Merriam Webster describes FOMO (Fear of Missing Out) as
fear of not being included in something (such as an interesting or enjoyable activity) that others are experiencing.
This happens to all of us on a day to day basis. You see photos of your friends traveling, on Facebook and you can’t wait to plan your next trip to Mustang. You see your friends hooking up via Tinder. And, you can’t wait to play the swipe game, not knowing that if you have a choice between 1000s of people, it’s way more crippling than when we limit ourselves with a single choice. Your friends are blogging and you can’t wait to start your blog.
“The existence of multiple alternatives makes it easy for us to imagine alternatives that don’t exist—alternatives that combine the attractive features of the ones that do exist. And to the extent that we engage our imaginations in this way, we will be even less satisfied with the alternative we end up choosing. So, once again, a greater variety of choices actually makes us feel worse.” – Barry Schwartz, The Paradox of Choice: Why More Is Less
FOMO is often what drives people to try to accumulate as many experiences as possible, but it simultaneously robs those same experiences of any significance or lasting meaning. The reason is that FOMO causes people to make their decisions based not on the reality of the experience, but rather the imagined experience. – Mark Manson
There is always something that you are going to miss out in life. You cannot try everything. As Mark Manson puts it

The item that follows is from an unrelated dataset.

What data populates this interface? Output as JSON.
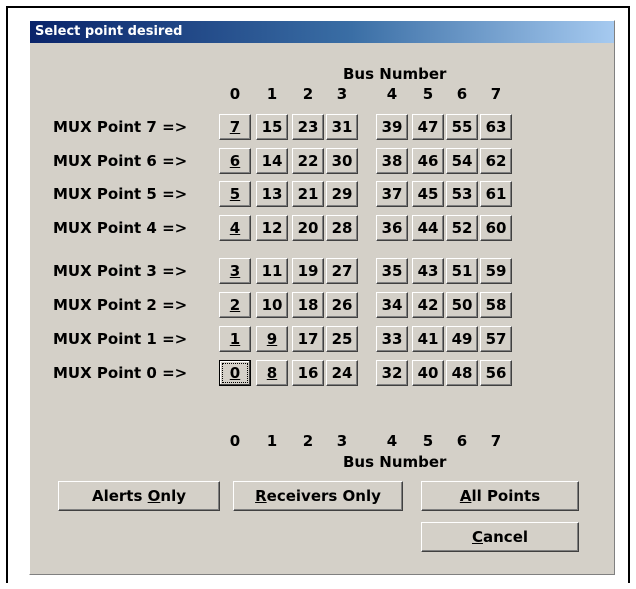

Commitment > Choices
Depth makes you credible, and depth comes from commitment to a person/job/practice/trade over a period of time.